No Vincent Price this time, but there’s plenty of creepiness to go around and, of course, lots and lots of wax.
Five collage friends take a shortcut on the way to a rivalry football game and end up spending the night camped out. When one of the two vehicles breaks down, the search for a fan belt leads them into the forgotten town of Ambrose, home of Trudy’s famous House of Wax. While it seems that the tiny town has modern conveniences (cue Pepsi machine for ad placement and Escalades) next to quaint reminders of the past (like gas for $1.19 a gallon). Faster than you can say, “My face is melting!” the sleepy town starts to give up its secrets, not that it will do the town’s next five victims any good.
This is the first Dark Castle film not to feature its trademark supernatural element; instead, the story of conjoined twins whose mother was a sculptor and father was a surgeon fill in for the first clues as to what’s really happening. Bits and pieces of the back story are seeded throughout the film, but it basically comes down to just a slasher horror flick with a gimmick (and everyone already knows what the gimmick is). The rest of the film is spent watching to see how and if the survivors will actually get away.
Dark Castle flicks are a guilty pleasure to begin with. Gleefully touting their R ratings like a badge of courage, House of Wax plays to the slasher genre by not only featuring an underwear-clad Paris Hitlon being stalked and chased with a traditional bladed weapon (before doing her in with something improvisational), but the story doesn’t look down upon its target audience with obvious foolishness.
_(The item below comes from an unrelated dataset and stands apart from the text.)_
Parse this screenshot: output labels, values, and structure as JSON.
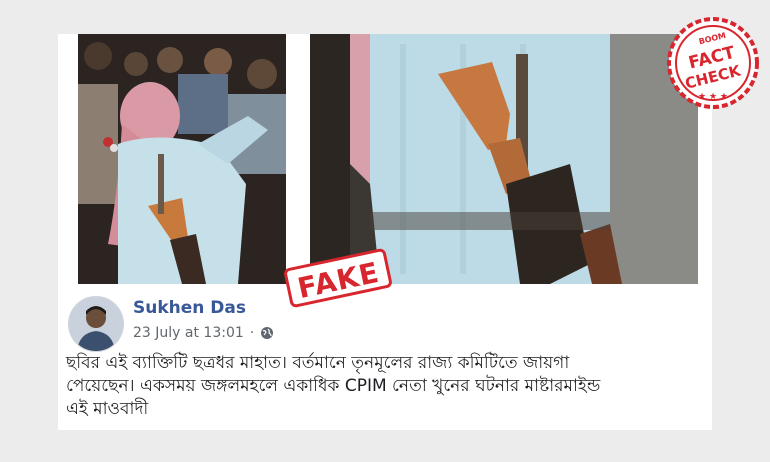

If there’s a clue to be found, someone finds it; if something’s left behind, it’s there when others happen upon it. House both treats and terrorizes while legitimizing itself next to other slasher classics.
With Paris getting all the attention, it’s up to Elisha Cuthbert to play the demure (yet obviously hot) girl who’ll likely survive if she can just keep her wits about her and look for every opportunity to escape. While no one is surprised to see Ms. Hilton go down (um, killed off), Elisha adds her considerable acting talents to keep audiences guessing if she’ll make it or not. Chad Michael Murray seems to be playing Justin Timberlake channeling Anaking Skywalker; when you need someone to do some killing back, the delinquents always have a leg up (or a crossbow, a bowie knife, whatever’s handy). Brian Van Holt does double duty as his own demented twin and displays enough invulnerability to get a crack at everyone.
If you look too hard through the cracks, House of Wax starts to look like a house of cards. Fortunately, keen marketing and a knowledge of what makes a slasher film work should draw in and satisfy audiences. If seeing beautiful people being knocked off and dipped in wax by insane individuals isn’t enough to draw you in, this movie probably wasn’t for you to begin with. For everyone else, here’s another guilty pleasure to add to your growing Dark Castle collection.
(a three skull recommendation out of four)